CIRTs and related organizations often handle incident detection as well as response. Both of these roles produce and consume threat intelligence in different ways. For example, we often want to correlate our network traffic with OSINT indicators (known bad IP addresses and URLs, MD5 hashes of suspicious files, etc.) I’ve started looking at the Collective Intelligence Framework as a way to fulfill these needs. CIF development is sponsored by the REN-ISAC and National Science Foundation, with most of the coding (and everything else!) handled by Wes Young. Everything is open source for those of us who like – or need – to hack directly on the code.
In this article, I’ll explain CIF, give some usage examples, and discuss test deployment scenarios.
From the perspective of a user, CIF allows you to run queries against many data sources at once. If you have other private data sources available, particularly via XML (RSS), JSON, or in a file (e.g. CSV), you can incorporate those, as well as additional OSINT sources. CIF comes preconfigured for:
Use cases include manually querying the database for specific indicators (e.g. “do we have any records for this IP address?”) as well as pulling feeds of various sorts for use by security systems (e.g. “what URLs should we block at the proxy?”). CIF includes concepts of severity and confidence as well as privilege. This allows you to provide feeds of high-confidence public data to some systems while still allowing investigators to query private, unconfirmed data.
Essentially, CIF ingests data – typically on an hourly or data basis, depending on the source – indexes it on the fly for performance reasons, performs correlation analytics (e.g. so that a URL also turns into domain and IP address information), and then makes it available in feeds via various output plugins. These plugins include tables and HTML for viewing by a user, but also IPtables rules, Snort rules, JSON, and CSV for processing by other security systems.

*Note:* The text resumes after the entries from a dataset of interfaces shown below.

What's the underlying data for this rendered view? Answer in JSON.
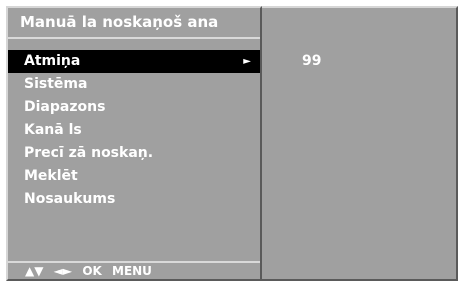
{
  "menu": {
    "title": "Manuā la noskaņoš ana",
    "items": [
      {
        "label": "Atmiņa",
        "selected": true,
        "arrow": "►"
      },
      {
        "label": "Sistēma"
      },
      {
        "label": "Diapazons"
      },
      {
        "label": "Kanā ls"
      },
      {
        "label": "Precī zā noskaņ."
      },
      {
        "label": "Meklēt"
      },
      {
        "label": "Nosaukums"
      }
    ]
  },
  "help": {
    "up_down": "▲▼",
    "left_right": "◄►",
    "ok": "OK",
    "menu": "MENU"
  },
  "value_panel": {
    "value": "99"
  },
  "colors": {
    "panel_bg": "#a0a0a0",
    "selected_bg": "#000000",
    "text": "#ffffff"
  }
}
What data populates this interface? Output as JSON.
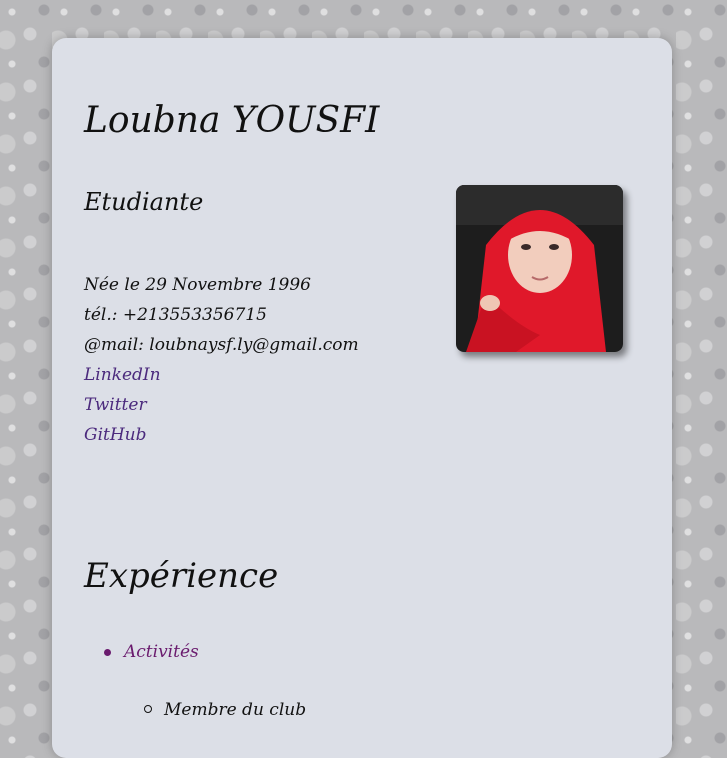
{
  "profile": {
    "name": "Loubna YOUSFI",
    "title": "Etudiante",
    "birth": "Née le 29 Novembre 1996",
    "phone": "tél.: +213553356715",
    "email": "@mail: loubnaysf.ly@gmail.com",
    "links": [
      "LinkedIn",
      "Twitter",
      "GitHub"
    ]
  },
  "experience": {
    "heading": "Expérience",
    "items": [
      {
        "label": "Activités",
        "sub": [
          "Membre du club"
        ]
      }
    ]
  },
  "colors": {
    "card": "#dcdfe7",
    "link": "#4b2a7d",
    "bullet_item": "#6a1b6e"
  }
}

Everything below comes from the Perl client. I haven’t yet dealt with the Python client, much less hacked on it, but that’s coming Soontm.
cif -q infrastructure/malware -c 50 -s medium
gives a fairly large list of IP addresses associated with malware. (I used medium severity and 50% confidence in these examples.)
Even if you don’t use a proxy server, you might find CIF useful for checking suspicious URLs:
cif -q url -c 50 -s medium -p snort
You now have a list of Snort rules to pull into your IDS.
Or if you have your own list of IP addresses to check, such as when an ongoing case has new indicators:
you can put them in a file and query each of them.
for f in `cat hostlist.txt` ; do cif -q $f >> specific-ip.txt; done
This yields another list. You might see a few lines in that example with a “private” restriction and impact as “search”. This happens because, by default, CIF will log every query for a specific indicator. A number of searches, such as from other investigators, may have significance apart from any data. However, if you don’t want CIF to log a query, just use the “-n” parameter.
If you’d like to play with it some more, contact me for an API key and the address of my semi-public CIF server. Twitter or email both work fine.
Appendix: CIF on the Amazon cloud
Amazon Web Services provide a decent platform for testing CIF or running a public instance like mine. The following assumes some familiarity with Linux administration and at least a basic understanding of the Elastic Compute Cloud (EC2).
You can start with a small instance for the installation, but you’ll quickly want to move to a medium instance at least. I run a large instance using the Ubuntu Cloud Guest server image. In general, follow the server install instructions for CIF. You’ll also want to note the specifics for Ubuntu as they contain a few workarounds you will need. Allocate an Elastic IP and register it in DNS someplace, such as with Amazon Route 53. For the Security Group, only add HTTPS and SSH. You won’t need anything else, and I recommend leaving it at this minimal state for security purposes. You’ll also need an Elastic Block Store. While you can start with 10GB, expect that to grow a few GB per week, so you’ll need to resize from time to time or create a larger volume at the beginning. While not required for CIF installation, I can’t recommend enough that you use git to manage config files. Srsly.
When installing Postgres, note that “peer” may appear in the original file instead of “ident sameuser”. Also, I did not use the values in CIF doc, as postgres didn’t like them. I left everything at the defaults except:
work_mem = 512MB
checkpoint_segments = 32
When setting up BIND9, first check /etc/resolv.conf for the IP addresses you should use as forwarders.